***** SOURCE MATERIAL

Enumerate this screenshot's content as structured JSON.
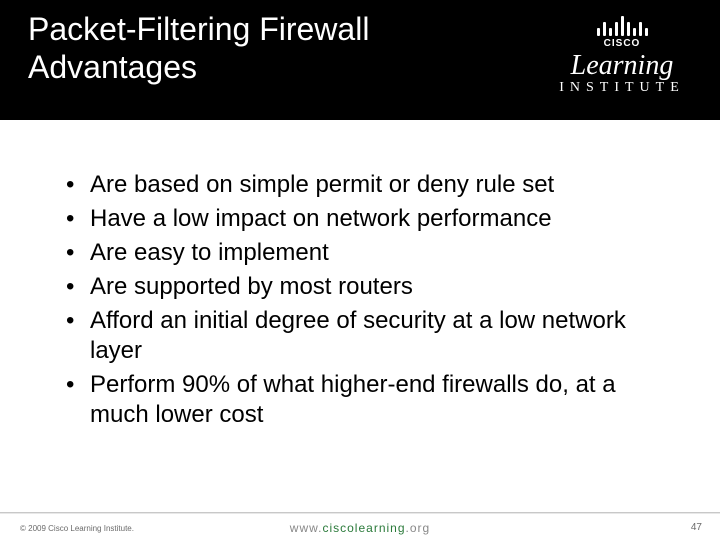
{
  "header": {
    "title_line1": "Packet-Filtering Firewall",
    "title_line2": "Advantages"
  },
  "logo": {
    "brand": "CISCO",
    "word1": "Learning",
    "word2": "INSTITUTE"
  },
  "bullets": [
    "Are based on simple permit or deny rule set",
    "Have a low impact on network performance",
    "Are easy to implement",
    "Are supported by most routers",
    "Afford an initial degree of security at a low network layer",
    "Perform 90% of what higher-end firewalls do, at a much lower cost"
  ],
  "footer": {
    "copyright": "© 2009 Cisco Learning Institute.",
    "url_prefix": "www.",
    "url_mid": "ciscolearning",
    "url_suffix": ".org",
    "slide_number": "47"
  }
}
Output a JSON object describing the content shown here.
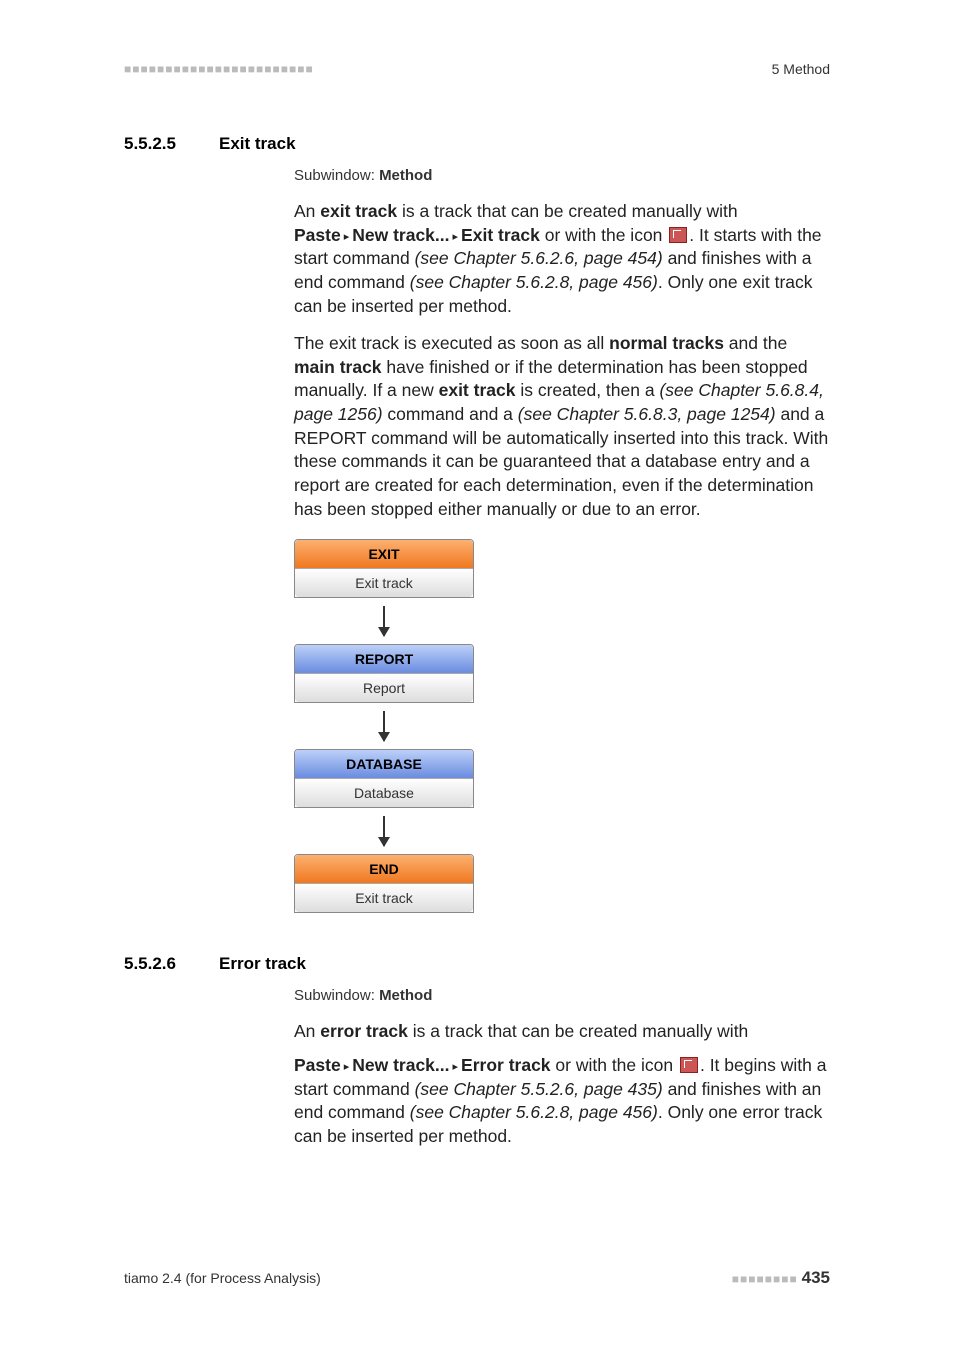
{
  "header": {
    "dots": "■■■■■■■■■■■■■■■■■■■■■■■",
    "right": "5 Method"
  },
  "sections": [
    {
      "num": "5.5.2.5",
      "title": "Exit track",
      "subwindow_label": "Subwindow:",
      "subwindow_value": "Method",
      "p1_a": "An ",
      "p1_b": "exit track",
      "p1_c": " is a track that can be created manually with ",
      "p1_d": "Paste",
      "p1_e": "New track...",
      "p1_f": "Exit track",
      "p1_g": " or with the icon ",
      "p1_h": ". It starts with the start command ",
      "p1_i": "(see Chapter 5.6.2.6, page 454)",
      "p1_j": " and finishes with a end command ",
      "p1_k": "(see Chapter 5.6.2.8, page 456)",
      "p1_l": ". Only one exit track can be inserted per method.",
      "p2_a": "The exit track is executed as soon as all ",
      "p2_b": "normal tracks",
      "p2_c": " and the ",
      "p2_d": "main track",
      "p2_e": " have finished or if the determination has been stopped manually. If a new ",
      "p2_f": "exit track",
      "p2_g": " is created, then a ",
      "p2_h": "(see Chapter 5.6.8.4, page 1256)",
      "p2_i": " command and a ",
      "p2_j": "(see Chapter 5.6.8.3, page 1254)",
      "p2_k": " and a REPORT command will be automatically inserted into this track. With these commands it can be guaranteed that a database entry and a report are created for each determination, even if the determination has been stopped either manually or due to an error.",
      "diagram": [
        {
          "head": "EXIT",
          "body": "Exit track",
          "type": "orange"
        },
        {
          "head": "REPORT",
          "body": "Report",
          "type": "blue"
        },
        {
          "head": "DATABASE",
          "body": "Database",
          "type": "blue"
        },
        {
          "head": "END",
          "body": "Exit track",
          "type": "orange"
        }
      ]
    },
    {
      "num": "5.5.2.6",
      "title": "Error track",
      "subwindow_label": "Subwindow:",
      "subwindow_value": "Method",
      "p1_a": "An ",
      "p1_b": "error track",
      "p1_c": " is a track that can be created manually with",
      "p2_a": "Paste",
      "p2_b": "New track...",
      "p2_c": "Error track",
      "p2_d": " or with the icon ",
      "p2_e": ". It begins with a start command ",
      "p2_f": "(see Chapter 5.5.2.6, page 435)",
      "p2_g": " and finishes with an end command ",
      "p2_h": "(see Chapter 5.6.2.8, page 456)",
      "p2_i": ". Only one error track can be inserted per method."
    }
  ],
  "footer": {
    "left": "tiamo 2.4 (for Process Analysis)",
    "dots": "■■■■■■■■",
    "page": "435"
  },
  "tri": "▸"
}
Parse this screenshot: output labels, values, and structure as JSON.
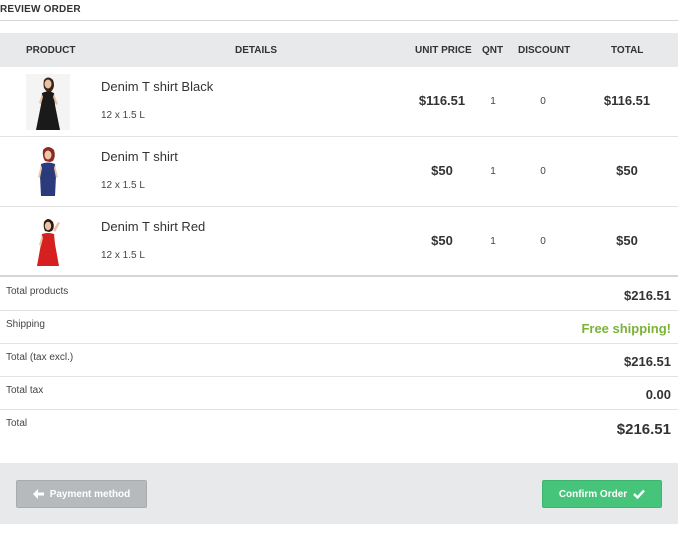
{
  "section": {
    "title": "REVIEW ORDER"
  },
  "table": {
    "headers": {
      "product": "PRODUCT",
      "details": "DETAILS",
      "unit_price": "UNIT PRICE",
      "qnt": "QNT",
      "discount": "DISCOUNT",
      "total": "TOTAL"
    },
    "rows": [
      {
        "name": "Denim T shirt Black",
        "size": "12 x 1.5 L",
        "unit_price": "$116.51",
        "qnt": "1",
        "discount": "0",
        "total": "$116.51",
        "dress_color": "#1a1a1a"
      },
      {
        "name": "Denim T shirt",
        "size": "12 x 1.5 L",
        "unit_price": "$50",
        "qnt": "1",
        "discount": "0",
        "total": "$50",
        "dress_color": "#2a3a7a"
      },
      {
        "name": "Denim T shirt Red",
        "size": "12 x 1.5 L",
        "unit_price": "$50",
        "qnt": "1",
        "discount": "0",
        "total": "$50",
        "dress_color": "#d61f1f"
      }
    ]
  },
  "summary": {
    "total_products_label": "Total products",
    "total_products_value": "$216.51",
    "shipping_label": "Shipping",
    "shipping_value": "Free shipping!",
    "total_tax_excl_label": "Total (tax excl.)",
    "total_tax_excl_value": "$216.51",
    "total_tax_label": "Total tax",
    "total_tax_value": "0.00",
    "total_label": "Total",
    "total_value": "$216.51"
  },
  "actions": {
    "back_label": "Payment method",
    "confirm_label": "Confirm Order"
  },
  "colors": {
    "accent_green": "#46c47a",
    "free_shipping_green": "#7ab23a",
    "back_button_gray": "#b7babd"
  }
}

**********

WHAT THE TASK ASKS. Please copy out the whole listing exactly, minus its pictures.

EXERCISE SOLUTION.
Enumerate this screenshot's content as structured JSON.
{
  "header": {
    "title_line1": "Packet-Filtering Firewall",
    "title_line2": "Advantages"
  },
  "logo": {
    "brand": "CISCO",
    "word1": "Learning",
    "word2": "INSTITUTE"
  },
  "bullets": [
    "Are based on simple permit or deny rule set",
    "Have a low impact on network performance",
    "Are easy to implement",
    "Are supported by most routers",
    "Afford an initial degree of security at a low network layer",
    "Perform 90% of what higher-end firewalls do, at a much lower cost"
  ],
  "footer": {
    "copyright": "© 2009 Cisco Learning Institute.",
    "url_prefix": "www.",
    "url_mid": "ciscolearning",
    "url_suffix": ".org",
    "slide_number": "47"
  }
}
Output a JSON object describing the content shown here.
{
  "header": {
    "dots": "■■■■■■■■■■■■■■■■■■■■■■■",
    "right": "5 Method"
  },
  "sections": [
    {
      "num": "5.5.2.5",
      "title": "Exit track",
      "subwindow_label": "Subwindow:",
      "subwindow_value": "Method",
      "p1_a": "An ",
      "p1_b": "exit track",
      "p1_c": " is a track that can be created manually with ",
      "p1_d": "Paste",
      "p1_e": "New track...",
      "p1_f": "Exit track",
      "p1_g": " or with the icon ",
      "p1_h": ". It starts with the start command ",
      "p1_i": "(see Chapter 5.6.2.6, page 454)",
      "p1_j": " and finishes with a end command ",
      "p1_k": "(see Chapter 5.6.2.8, page 456)",
      "p1_l": ". Only one exit track can be inserted per method.",
      "p2_a": "The exit track is executed as soon as all ",
      "p2_b": "normal tracks",
      "p2_c": " and the ",
      "p2_d": "main track",
      "p2_e": " have finished or if the determination has been stopped manually. If a new ",
      "p2_f": "exit track",
      "p2_g": " is created, then a ",
      "p2_h": "(see Chapter 5.6.8.4, page 1256)",
      "p2_i": " command and a ",
      "p2_j": "(see Chapter 5.6.8.3, page 1254)",
      "p2_k": " and a REPORT command will be automatically inserted into this track. With these commands it can be guaranteed that a database entry and a report are created for each determination, even if the determination has been stopped either manually or due to an error.",
      "diagram": [
        {
          "head": "EXIT",
          "body": "Exit track",
          "type": "orange"
        },
        {
          "head": "REPORT",
          "body": "Report",
          "type": "blue"
        },
        {
          "head": "DATABASE",
          "body": "Database",
          "type": "blue"
        },
        {
          "head": "END",
          "body": "Exit track",
          "type": "orange"
        }
      ]
    },
    {
      "num": "5.5.2.6",
      "title": "Error track",
      "subwindow_label": "Subwindow:",
      "subwindow_value": "Method",
      "p1_a": "An ",
      "p1_b": "error track",
      "p1_c": " is a track that can be created manually with",
      "p2_a": "Paste",
      "p2_b": "New track...",
      "p2_c": "Error track",
      "p2_d": " or with the icon ",
      "p2_e": ". It begins with a start command ",
      "p2_f": "(see Chapter 5.5.2.6, page 435)",
      "p2_g": " and finishes with an end command ",
      "p2_h": "(see Chapter 5.6.2.8, page 456)",
      "p2_i": ". Only one error track can be inserted per method."
    }
  ],
  "footer": {
    "left": "tiamo 2.4 (for Process Analysis)",
    "dots": "■■■■■■■■",
    "page": "435"
  },
  "tri": "▸"
}
Parse this screenshot: output labels, values, and structure as JSON.
{
  "section": {
    "title": "REVIEW ORDER"
  },
  "table": {
    "headers": {
      "product": "PRODUCT",
      "details": "DETAILS",
      "unit_price": "UNIT PRICE",
      "qnt": "QNT",
      "discount": "DISCOUNT",
      "total": "TOTAL"
    },
    "rows": [
      {
        "name": "Denim T shirt Black",
        "size": "12 x 1.5 L",
        "unit_price": "$116.51",
        "qnt": "1",
        "discount": "0",
        "total": "$116.51",
        "dress_color": "#1a1a1a"
      },
      {
        "name": "Denim T shirt",
        "size": "12 x 1.5 L",
        "unit_price": "$50",
        "qnt": "1",
        "discount": "0",
        "total": "$50",
        "dress_color": "#2a3a7a"
      },
      {
        "name": "Denim T shirt Red",
        "size": "12 x 1.5 L",
        "unit_price": "$50",
        "qnt": "1",
        "discount": "0",
        "total": "$50",
        "dress_color": "#d61f1f"
      }
    ]
  },
  "summary": {
    "total_products_label": "Total products",
    "total_products_value": "$216.51",
    "shipping_label": "Shipping",
    "shipping_value": "Free shipping!",
    "total_tax_excl_label": "Total (tax excl.)",
    "total_tax_excl_value": "$216.51",
    "total_tax_label": "Total tax",
    "total_tax_value": "0.00",
    "total_label": "Total",
    "total_value": "$216.51"
  },
  "actions": {
    "back_label": "Payment method",
    "confirm_label": "Confirm Order"
  },
  "colors": {
    "accent_green": "#46c47a",
    "free_shipping_green": "#7ab23a",
    "back_button_gray": "#b7babd"
  }
}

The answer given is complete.